It’s striking how “capitalism” is a forbidden, almost obscene word for some politicians in Mexico. We continually hear arguments for and against the system, but Ludwig von Mises’ The Anti-Capitalist Mentality provides an interesting view on the sources of the criticisms of the model, without which it’s impossible to explain modern life.
I mentioned in a prior blog how in The Rational Optimist, Matt Ridley explains that the survival of the human race is based on trade — an invention that Neanderthals could not aspire to, and as a result, could not compete with Homo sapiens. In The Red Queen, Ridley argues that competing is part of our nature. I’ve also mentioned how Milton Friedman, in Capitalism and Freedom, declares trade to be a fundamental freedom of humankind.
Mises’ book does not attribute the survival of the human race to trade, but reminds us that because of capitalism, which is much more than just trade, ordinary men and women enjoy goods and services that were unimaginable in earlier times, even for kings, emirs, and emperors.

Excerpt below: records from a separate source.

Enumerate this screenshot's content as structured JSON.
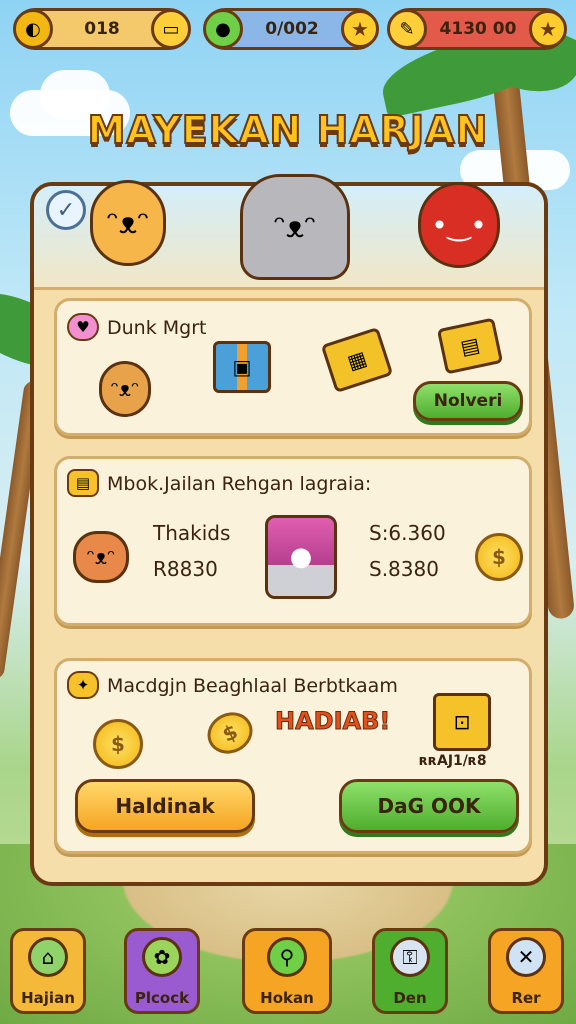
{
  "resources": [
    {
      "value": "018",
      "icon": "gold-coin-icon"
    },
    {
      "value": "0/002",
      "icon": "green-potion-icon"
    },
    {
      "value": "4130 00",
      "icon": "key-icon"
    }
  ],
  "title": "MAYEKAN HARJAN",
  "card1": {
    "title": "Dunk Mgrt",
    "button": "Nolveri"
  },
  "card2": {
    "title": "Mbok.Jailan Rehgan lagraia:",
    "stat_a1": "Thakids",
    "stat_a2": "R8830",
    "stat_b1": "S:6.360",
    "stat_b2": "S.8380"
  },
  "card3": {
    "title": "Macdgjn Beaghlaal Berbtkaam",
    "reward": "HADIAB!",
    "chest_label": "ʀʀAJ1/ʀ8",
    "button_left": "Haldinak",
    "button_right": "DaG OOK"
  },
  "nav": [
    {
      "label": "Hajian",
      "color": "#f5b93a"
    },
    {
      "label": "Plcock",
      "color": "#9b5bd0"
    },
    {
      "label": "Hokan",
      "color": "#f5a523"
    },
    {
      "label": "Den",
      "color": "#4fae2e"
    },
    {
      "label": "Rer",
      "color": "#f5a523"
    }
  ],
  "colors": {
    "panel": "#f6deaa",
    "border": "#6a3b12",
    "accent": "#ffc21e"
  }
}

Under capitalism, small and large companies produce goods to massively satisfy needs. This allows for continuous improvement in the living standards of average citizens. Consumers determine what is produced, in what amounts, who produces, and with what quality, through daily spending.
The advances in living standards and well-being in capitalist countries are undeniable. Nevertheless, the criticisms of the system are ongoing. Although, I think that those in Mexico who criticize this system, praising the virtues of collectivism, would hardly agree to move to Cuba, Venezuela or North Korea, where a key characteristic in maintaining government is to avoid freedom of expression at all costs.
The reason for these criticisms, according to Von Mises, is rooted in the fact that traditional communities had structures based on rank or castes, with social positions that were fixed generation after generation. Today, in modern economies, an individual’s social status usually depends on his or her own merits.
Many of those who fail to achieve personal life goals are frustrated and have a propensity to criticize capitalism and attribute their personal failures to the system.
In a monarchical system, for example, the aristocracy is not a market phenomenon that is modified by consumers’ purchasing decisions. The social status of each person is not subject to individual control and is attributed to destiny or some divine order. Under capitalism, on the other hand, the principle of equality before the law enables personal creativity and determination to define who is able to satisfy the consumer and who controls the means of production. Whoever does this best excels in society — although as I have previously mentioned, a businessperson, however prosperous, is only a temporary guardian of wealth.
Another point of debate is that there are those who fail to acquire all the goods and services offered by the market — this is natural. However, the author argues that it is in the best interest of companies to reach the mass market in the best conditions of price and quality in order to expand their business and profits.
Other critics note that capitalism focuses on satisfying material needs, which distracts the population from creating and appreciating the arts, as manifested in monumental works of the past. Von Mises responds to this criticism by recalling that in other periods in history, the arts were available for only those who had the means to acquire and access them, while today large-scale production brings increasingly sophisticated merchandise to the mass market.
Perhaps the greatest criticism of capitalism is that it leads to unsatisfactory living standards and poverty for workers. However, Mises reminds us that with competition, (i) generally speaking, members of society benefit from products at affordable prices, (ii) capital accumulation leads to greater productivity, that is, with more machines, more goods are created per worker, which eventually translates into higher salaries, and (iii) it is in the employer’s interest to have the best employees, with the best salaries in the market so that they contribute to maximizing the company’s profits and not go with his or her competitors. Furthermore, in a robust economy the employee is free to seek the job that is most advantageous to him or her.
It’s clear that the market economy has imperfections. However, the system allocates resources according to what economic agents choose — and not according to the whims of a bureaucrat. This represents a basic economic freedom that we should value.
Government has a key role to play for this system to prosper. This consists in designing legislation that promotes competition, entrepreneurial culture, the rule of law, security, and education, all of which translates into opportunities for personal development for all members of society.
Even though Mises does not explicitly mention it, I am also convinced that companies, in addition to improving society through the creation of jobs and the production of goods and services under competitive conditions, must maintain a solid social commitment.
This implies contributing to better health, education and the environment, as well as promoting freedom and leadership with values through actions that promote prosperity and better living standards.
We can fight for better capitalism. However, to think that collectivism is a better economic system is inconsistent with the history of humanity.
Ricardo B. Salinas is chairman and founder of Grupo Salinas and a member of the board of trustees of the Aspen Institute. The opinions expressed in this piece are those of the author and may not necessarily represent the view of the Aspen Institute.